“Rocket Fizz was always a fun place to go when you were downtown. They almost had any type of candy you could think of, and now since it’s closed I think a lot of people will miss having it there, even if they didn’t go that often. It had a lot of cool candy that’s hard to find anywhere else.”
Arjun Chandra, Paly freshman
Another downtown Palo Alto business that closed recently is Spot Pizza, a staple in the Palo Alto community. Spot abruptly closed at its location on Hamilton Avenue in downtown Palo Alto.
A message posted on the window of the restaurant read, “After 14 years we have decided it is time for us to take a break and think about what we want to do next. It was a dream come true to be a small family business in this community and we want to thank every customer, employee, vendor and friend who have been a part of Spot Pizza over the years.”
Spot Pizza has been a consistent presence at community events such as sports.
“I never went to Spot Pizza, but in elementary and middle school people would order pizza from there for class parties so it’s a little sad to see a local business close down,” said Paly junior Nishant Patwardhan.
Senior Tyler Marik, the son of the owners of Spot Pizza, said the restaurant had a positive influence on the community.
“I love that it was a household name, that even this year people would still come up to me and tell me how much they love it and that it’s their favorite. I just have a lot of pride that we focused on the community: delivering to Stanford football and the schools.”
Marik is proud of his parents’ work with Spot Pizza and said his parents deserve the best.

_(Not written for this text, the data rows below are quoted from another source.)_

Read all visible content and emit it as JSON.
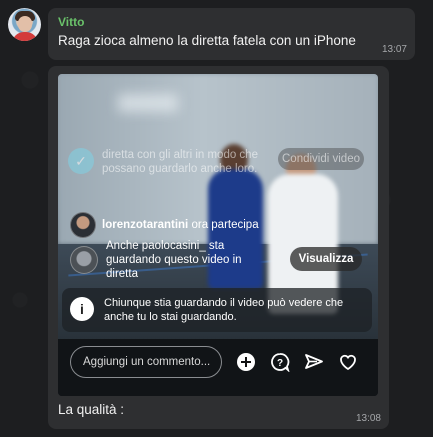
{
  "message1": {
    "sender": "Vitto",
    "text": "Raga zioca almeno la diretta fatela con un iPhone",
    "time": "13:07"
  },
  "message2": {
    "caption": "La qualità :",
    "time": "13:08",
    "media": {
      "faded_notice": "diretta con gli altri in modo che possano guardarlo anche loro.",
      "faded_button": "Condividi video",
      "join_user": "lorenzotarantini",
      "join_text": "ora partecipa",
      "watch_text": "Anche paolocasini_ sta guardando questo video in diretta",
      "watch_button": "Visualizza",
      "info_text": "Chiunque stia guardando il video può vedere che anche tu lo stai guardando.",
      "comment_placeholder": "Aggiungi un commento...",
      "icons": [
        "add-icon",
        "question-icon",
        "send-icon",
        "heart-icon"
      ]
    }
  },
  "colors": {
    "sender_name": "#6ac26a",
    "bubble": "#2e2f31",
    "background": "#1d1e20"
  }
}
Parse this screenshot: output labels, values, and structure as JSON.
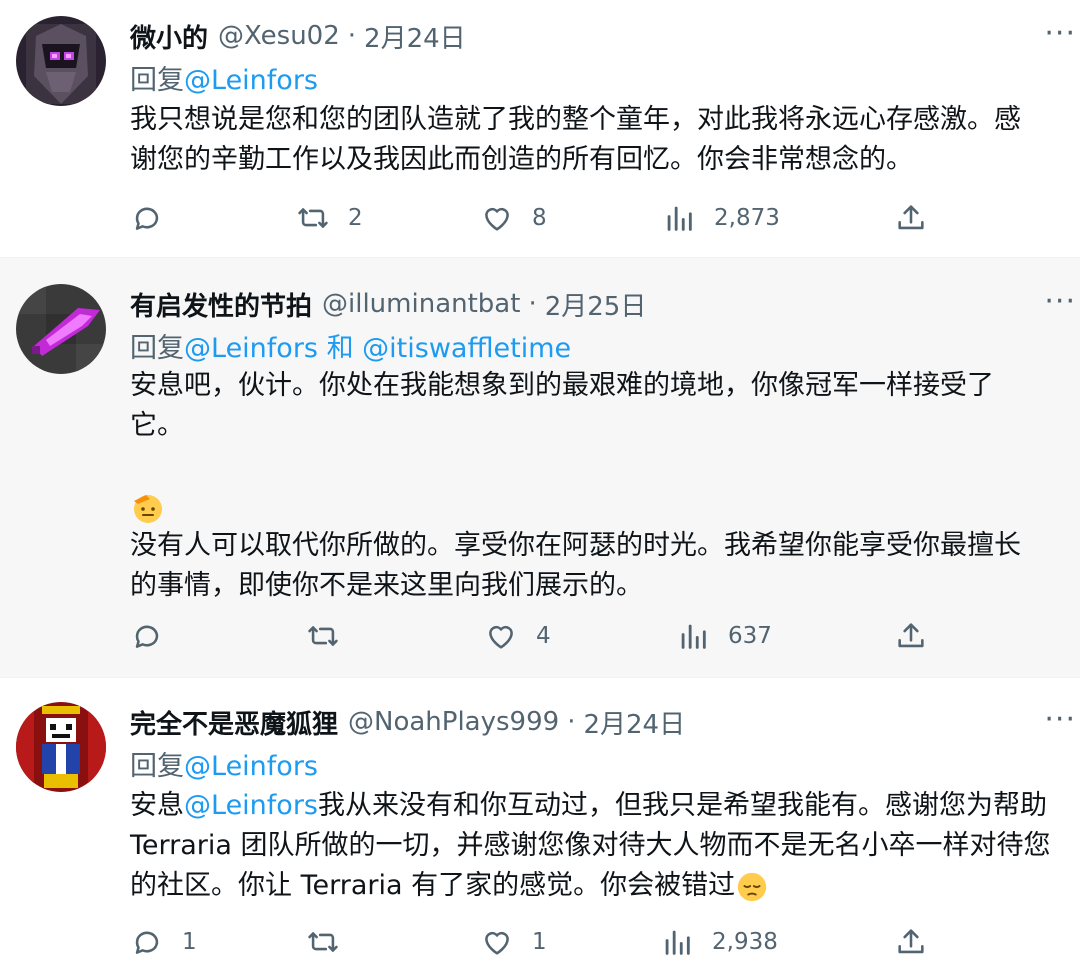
{
  "tweets": [
    {
      "display_name": "微小的",
      "handle": "@Xesu02",
      "separator": "·",
      "date": "2月24日",
      "reply_prefix": "回复",
      "reply_to": "@Leinfors",
      "body_lines": [
        "我只想说是您和您的团队造就了我的整个童年，对此我将永远心存感激。感",
        "谢您的辛勤工作以及我因此而创造的所有回忆。你会非常想念的。"
      ],
      "retweets": "2",
      "likes": "8",
      "views": "2,873"
    },
    {
      "display_name": "有启发性的节拍",
      "handle": "@illuminantbat",
      "separator": "·",
      "date": "2月25日",
      "reply_prefix": "回复",
      "reply_to": "@Leinfors",
      "reply_and": " 和 ",
      "reply_to_2": "@itiswaffletime",
      "body_lines": [
        "安息吧，伙计。你处在我能想象到的最艰难的境地，你像冠军一样接受了",
        "它。"
      ],
      "body_lines_2": [
        "没有人可以取代你所做的。享受你在阿瑟的时光。我希望你能享受你最擅长",
        "的事情，即使你不是来这里向我们展示的。"
      ],
      "likes": "4",
      "views": "637"
    },
    {
      "display_name": "完全不是恶魔狐狸",
      "handle": "@NoahPlays999",
      "separator": "·",
      "date": "2月24日",
      "reply_prefix": "回复",
      "reply_to": "@Leinfors",
      "body_line1_start": "安息",
      "body_line1_mention": "@Leinfors",
      "body_line1_end": "我从来没有和你互动过，但我只是希望我能有。感谢您为帮助",
      "body_line2": "Terraria 团队所做的一切，并感谢您像对待大人物而不是无名小卒一样对待您",
      "body_line3": "的社区。你让 Terraria 有了家的感觉。你会被错过",
      "replies": "1",
      "likes": "1",
      "views": "2,938"
    }
  ],
  "more_label": "···",
  "colors": {
    "link": "#1d9bf0",
    "muted": "#536471",
    "text": "#0f1419",
    "highlight_bg": "#f7f7f7"
  },
  "icons": [
    "reply-icon",
    "retweet-icon",
    "like-icon",
    "views-icon",
    "share-icon",
    "more-icon"
  ]
}
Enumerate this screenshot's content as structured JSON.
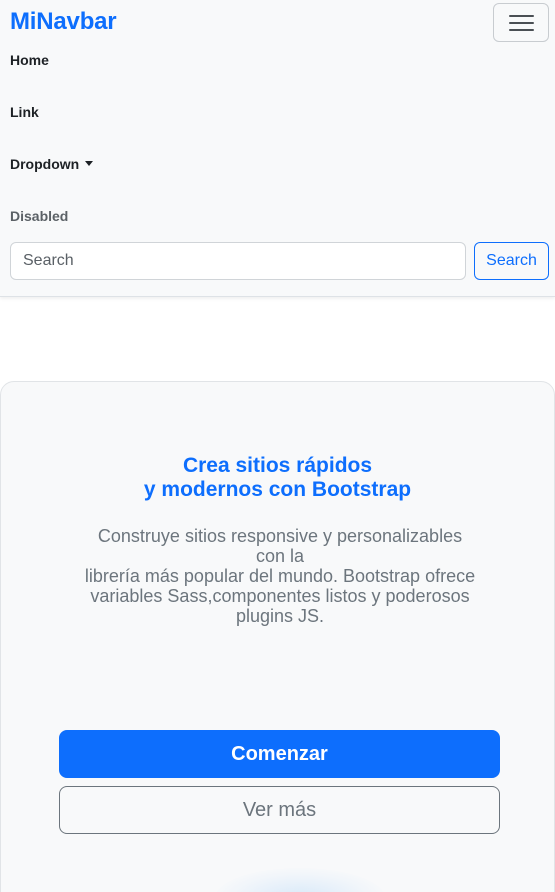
{
  "navbar": {
    "brand": "MiNavbar",
    "toggler_icon": "hamburger-icon",
    "links": {
      "home": "Home",
      "link": "Link",
      "dropdown": "Dropdown",
      "disabled": "Disabled"
    },
    "search": {
      "placeholder": "Search",
      "button_label": "Search"
    }
  },
  "hero": {
    "title_line1": "Crea sitios rápidos",
    "title_line2": "y modernos con Bootstrap",
    "lead_line1": "Construye sitios responsive y personalizables",
    "lead_line2": "con la",
    "lead_line3": "librería más popular del mundo. Bootstrap ofrece",
    "lead_line4": "variables Sass,componentes listos y poderosos",
    "lead_line5": "plugins JS.",
    "primary_button": "Comenzar",
    "secondary_button": "Ver más"
  },
  "colors": {
    "primary": "#0d6efd",
    "secondary": "#6c757d",
    "navbar_bg": "#f8f9fa"
  }
}
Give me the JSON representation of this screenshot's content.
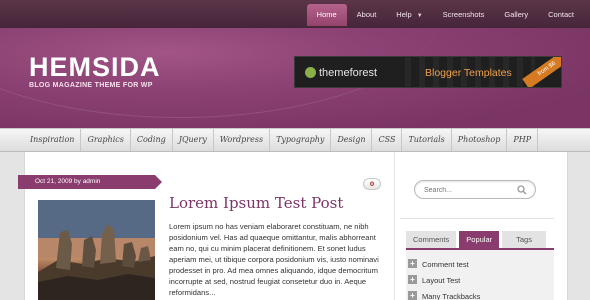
{
  "top_nav": {
    "items": [
      {
        "label": "Home",
        "active": true
      },
      {
        "label": "About"
      },
      {
        "label": "Help",
        "has_dropdown": true
      },
      {
        "label": "Screenshots"
      },
      {
        "label": "Gallery"
      },
      {
        "label": "Contact"
      }
    ]
  },
  "header": {
    "site_title": "HEMSIDA",
    "tagline": "BLOG MAGAZINE THEME FOR WP",
    "banner": {
      "brand": "themeforest",
      "text": "Blogger Templates",
      "ribbon": "from $6"
    }
  },
  "category_nav": {
    "items": [
      "Inspiration",
      "Graphics",
      "Coding",
      "JQuery",
      "Wordpress",
      "Typography",
      "Design",
      "CSS",
      "Tutorials",
      "Photoshop",
      "PHP"
    ]
  },
  "post": {
    "meta": "Oct 21, 2009 by admin",
    "comment_count": "0",
    "title": "Lorem Ipsum Test Post",
    "excerpt": "Lorem ipsum no has veniam elaboraret constituam, ne nibh posidonium vel. Has ad quaeque omittantur, malis abhorreant eam no, qui cu minim placerat definitionem. Et sonet ludus aperiam mei, ut tibique corpora posidonium vis, iusto nominavi prodesset in pro. Ad mea omnes aliquando, idque democritum incorrupte at sed, nostrud feugiat consetetur duo in. Aeque reformidans..."
  },
  "sidebar": {
    "search": {
      "placeholder": "Search..."
    },
    "tabs": [
      {
        "label": "Comments"
      },
      {
        "label": "Popular",
        "active": true
      },
      {
        "label": "Tags"
      }
    ],
    "popular_items": [
      "Comment test",
      "Layout Test",
      "Many Trackbacks"
    ]
  },
  "colors": {
    "accent": "#8a3c6e",
    "header_bg": "#8c4274",
    "top_bar": "#4e2b40"
  }
}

“I’m happy for my parents,” Marik said. “They built [Spot] from nothing, and now they get to sell it after serving the community for so many years. I’m very proud.”